Say how many lines of the records include the string "heading". Nothing else belongs in the answer.
|---|
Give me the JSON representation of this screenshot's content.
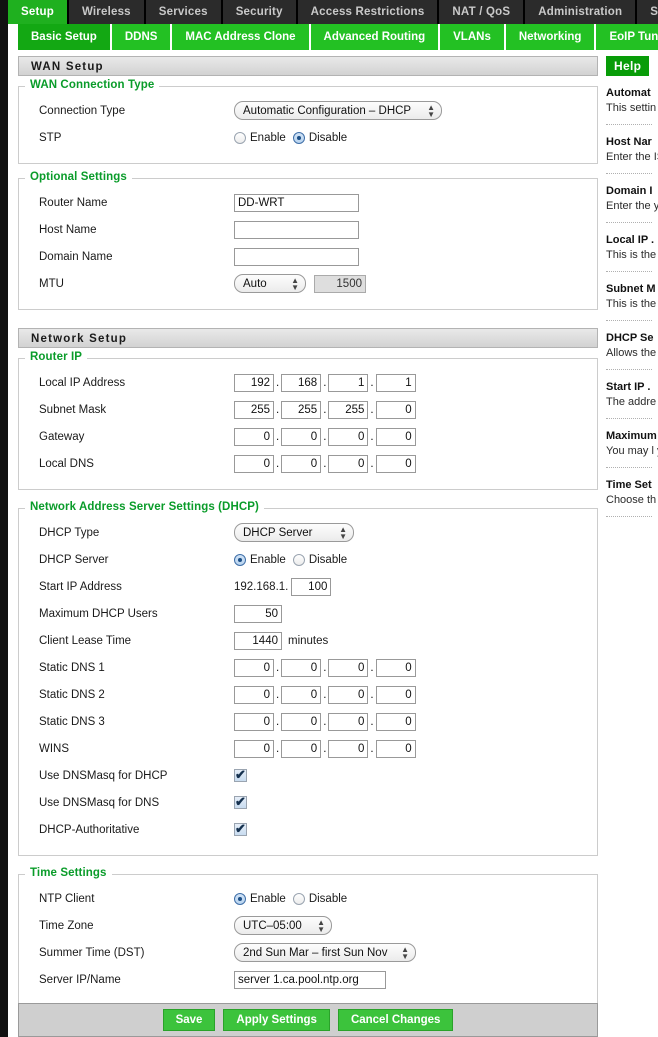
{
  "topnav": {
    "tabs": [
      {
        "label": "Setup",
        "active": true
      },
      {
        "label": "Wireless",
        "active": false
      },
      {
        "label": "Services",
        "active": false
      },
      {
        "label": "Security",
        "active": false
      },
      {
        "label": "Access Restrictions",
        "active": false
      },
      {
        "label": "NAT / QoS",
        "active": false
      },
      {
        "label": "Administration",
        "active": false
      },
      {
        "label": "Status",
        "active": false
      }
    ]
  },
  "subnav": {
    "tabs": [
      {
        "label": "Basic Setup",
        "active": true
      },
      {
        "label": "DDNS",
        "active": false
      },
      {
        "label": "MAC Address Clone",
        "active": false
      },
      {
        "label": "Advanced Routing",
        "active": false
      },
      {
        "label": "VLANs",
        "active": false
      },
      {
        "label": "Networking",
        "active": false
      },
      {
        "label": "EoIP Tunnel",
        "active": false
      }
    ]
  },
  "wan_setup": {
    "section_title": "WAN Setup",
    "connection_type_legend": "WAN Connection Type",
    "connection_type_label": "Connection Type",
    "connection_type_value": "Automatic Configuration – DHCP",
    "stp_label": "STP",
    "stp_enable_label": "Enable",
    "stp_disable_label": "Disable",
    "stp_selected": "Disable"
  },
  "optional_settings": {
    "legend": "Optional Settings",
    "router_name_label": "Router Name",
    "router_name_value": "DD-WRT",
    "host_name_label": "Host Name",
    "host_name_value": "",
    "domain_name_label": "Domain Name",
    "domain_name_value": "",
    "mtu_label": "MTU",
    "mtu_mode": "Auto",
    "mtu_value": "1500"
  },
  "network_setup": {
    "section_title": "Network Setup",
    "router_ip_legend": "Router IP",
    "local_ip_label": "Local IP Address",
    "local_ip": [
      "192",
      "168",
      "1",
      "1"
    ],
    "subnet_mask_label": "Subnet Mask",
    "subnet_mask": [
      "255",
      "255",
      "255",
      "0"
    ],
    "gateway_label": "Gateway",
    "gateway": [
      "0",
      "0",
      "0",
      "0"
    ],
    "local_dns_label": "Local DNS",
    "local_dns": [
      "0",
      "0",
      "0",
      "0"
    ]
  },
  "dhcp": {
    "legend": "Network Address Server Settings (DHCP)",
    "dhcp_type_label": "DHCP Type",
    "dhcp_type_value": "DHCP Server",
    "dhcp_server_label": "DHCP Server",
    "enable_label": "Enable",
    "disable_label": "Disable",
    "dhcp_server_selected": "Enable",
    "start_ip_label": "Start IP Address",
    "start_ip_prefix": "192.168.1.",
    "start_ip_value": "100",
    "max_users_label": "Maximum DHCP Users",
    "max_users_value": "50",
    "lease_time_label": "Client Lease Time",
    "lease_time_value": "1440",
    "lease_time_unit": "minutes",
    "static_dns1_label": "Static DNS 1",
    "static_dns1": [
      "0",
      "0",
      "0",
      "0"
    ],
    "static_dns2_label": "Static DNS 2",
    "static_dns2": [
      "0",
      "0",
      "0",
      "0"
    ],
    "static_dns3_label": "Static DNS 3",
    "static_dns3": [
      "0",
      "0",
      "0",
      "0"
    ],
    "wins_label": "WINS",
    "wins": [
      "0",
      "0",
      "0",
      "0"
    ],
    "dnsmasq_dhcp_label": "Use DNSMasq for DHCP",
    "dnsmasq_dhcp_checked": true,
    "dnsmasq_dns_label": "Use DNSMasq for DNS",
    "dnsmasq_dns_checked": true,
    "dhcp_authoritative_label": "DHCP-Authoritative",
    "dhcp_authoritative_checked": true
  },
  "time_settings": {
    "legend": "Time Settings",
    "ntp_client_label": "NTP Client",
    "enable_label": "Enable",
    "disable_label": "Disable",
    "ntp_selected": "Enable",
    "time_zone_label": "Time Zone",
    "time_zone_value": "UTC–05:00",
    "dst_label": "Summer Time (DST)",
    "dst_value": "2nd Sun Mar – first Sun Nov",
    "server_label": "Server IP/Name",
    "server_value": "server 1.ca.pool.ntp.org"
  },
  "help": {
    "title": "Help",
    "entries": [
      {
        "heading": "Automat",
        "body": "This settin\nCable ope"
      },
      {
        "heading": "Host Nar",
        "body": "Enter the\nISP."
      },
      {
        "heading": "Domain I",
        "body": "Enter the\nyour ISP."
      },
      {
        "heading": "Local IP .",
        "body": "This is the"
      },
      {
        "heading": "Subnet M",
        "body": "This is the"
      },
      {
        "heading": "DHCP Se",
        "body": "Allows the\naddresses"
      },
      {
        "heading": "Start IP .",
        "body": "The addre\nwith."
      },
      {
        "heading": "Maximum",
        "body": "You may l\nyour route\npredefine\nhanded ou"
      },
      {
        "heading": "Time Set",
        "body": "Choose th\nSummer T\ncan use lo"
      }
    ]
  },
  "footer": {
    "save_label": "Save",
    "apply_label": "Apply Settings",
    "cancel_label": "Cancel Changes"
  }
}
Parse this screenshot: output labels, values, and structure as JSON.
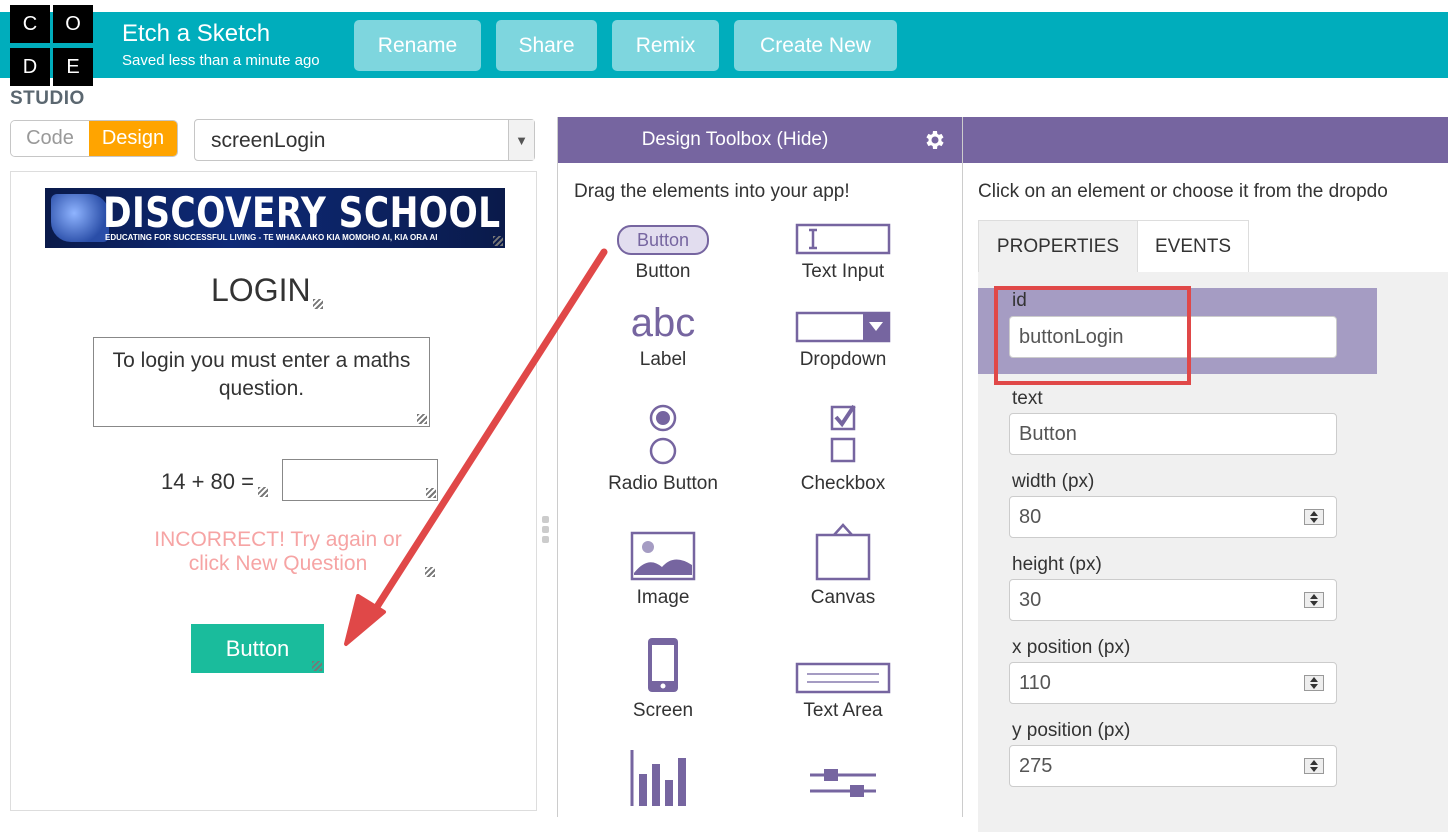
{
  "header": {
    "logo_letters": [
      "C",
      "O",
      "D",
      "E"
    ],
    "studio": "STUDIO",
    "project_title": "Etch a Sketch",
    "saved_status": "Saved less than a minute ago",
    "buttons": [
      "Rename",
      "Share",
      "Remix",
      "Create New"
    ],
    "accent_color": "#00adbc"
  },
  "mode_toggle": {
    "code": "Code",
    "design": "Design"
  },
  "screen_select": {
    "value": "screenLogin"
  },
  "app": {
    "banner_title": "DISCOVERY SCHOOL",
    "banner_subtitle": "EDUCATING FOR SUCCESSFUL LIVING - TE WHAKAAKO KIA MOMOHO AI, KIA ORA AI",
    "login_title": "LOGIN",
    "info_text": "To login you must enter a maths question.",
    "math_label": "14 + 80 =",
    "math_input_value": "",
    "incorrect_text": "INCORRECT! Try again or click New Question",
    "button_label": "Button"
  },
  "toolbox": {
    "title": "Design Toolbox (Hide)",
    "hint": "Drag the elements into your app!",
    "items": [
      {
        "label": "Button",
        "icon": "button-icon",
        "icon_text": "Button"
      },
      {
        "label": "Text Input",
        "icon": "text-input-icon"
      },
      {
        "label": "Label",
        "icon": "label-icon",
        "icon_text": "abc"
      },
      {
        "label": "Dropdown",
        "icon": "dropdown-icon"
      },
      {
        "label": "Radio Button",
        "icon": "radio-button-icon"
      },
      {
        "label": "Checkbox",
        "icon": "checkbox-icon"
      },
      {
        "label": "Image",
        "icon": "image-icon"
      },
      {
        "label": "Canvas",
        "icon": "canvas-icon"
      },
      {
        "label": "Screen",
        "icon": "screen-icon"
      },
      {
        "label": "Text Area",
        "icon": "text-area-icon"
      }
    ]
  },
  "properties": {
    "hint": "Click on an element or choose it from the dropdo",
    "tabs": [
      "PROPERTIES",
      "EVENTS"
    ],
    "fields": [
      {
        "label": "id",
        "value": "buttonLogin"
      },
      {
        "label": "text",
        "value": "Button"
      },
      {
        "label": "width (px)",
        "value": "80"
      },
      {
        "label": "height (px)",
        "value": "30"
      },
      {
        "label": "x position (px)",
        "value": "110"
      },
      {
        "label": "y position (px)",
        "value": "275"
      }
    ]
  }
}
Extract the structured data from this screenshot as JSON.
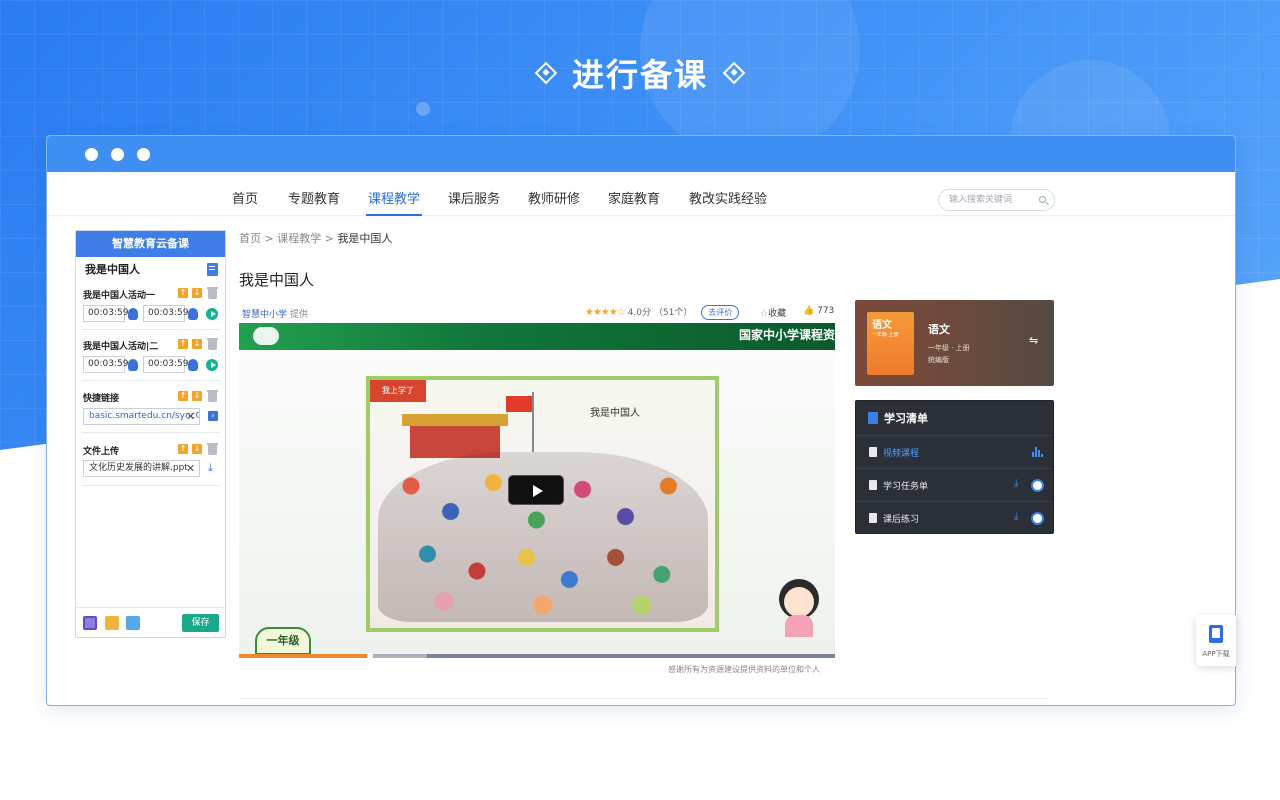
{
  "hero": {
    "title": "进行备课"
  },
  "nav": {
    "items": [
      "首页",
      "专题教育",
      "课程教学",
      "课后服务",
      "教师研修",
      "家庭教育",
      "教改实践经验"
    ],
    "active": "课程教学",
    "search_placeholder": "输入搜索关键词"
  },
  "left_panel": {
    "header": "智慧教育云备课",
    "lesson_title": "我是中国人",
    "activity1": {
      "title": "我是中国人活动一",
      "start": "00:03:59",
      "end": "00:03:59"
    },
    "activity2": {
      "title": "我是中国人活动|二",
      "start": "00:03:59",
      "end": "00:03:59"
    },
    "link": {
      "title": "快捷链接",
      "value": "basic.smartedu.cn/syncCl"
    },
    "upload": {
      "title": "文件上传",
      "file": "文化历史发展的讲解.ppt"
    },
    "save_label": "保存"
  },
  "main": {
    "breadcrumb": [
      "首页",
      "课程教学",
      "我是中国人"
    ],
    "title": "我是中国人",
    "provider": "智慧中小学",
    "provider_suffix": "提供",
    "rating_stars": "★★★★☆",
    "rating_score": "4.0分",
    "rating_count": "（51个）",
    "rate_button": "去评价",
    "favorite": "收藏",
    "likes": "773",
    "video_banner": "国家中小学课程资",
    "picture_tag": "我上学了",
    "picture_caption": "我是中国人",
    "grade_badge": "一年级",
    "video_progress": 0.22,
    "thanks": "感谢所有为资源建设提供资料的单位和个人"
  },
  "book": {
    "cover_title": "语文",
    "cover_sub": "一年级·上册",
    "name": "语文",
    "grade": "一年级 · 上册",
    "edition": "统编版"
  },
  "study_list": {
    "title": "学习清单",
    "items": [
      {
        "label": "视频课程",
        "active": true
      },
      {
        "label": "学习任务单",
        "active": false
      },
      {
        "label": "课后练习",
        "active": false
      }
    ]
  },
  "app_download": {
    "label": "APP下载"
  },
  "colors": {
    "primary": "#3e7ee6",
    "save": "#19a889",
    "accent_orange": "#f2a32a"
  }
}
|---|
> **Task solution**
9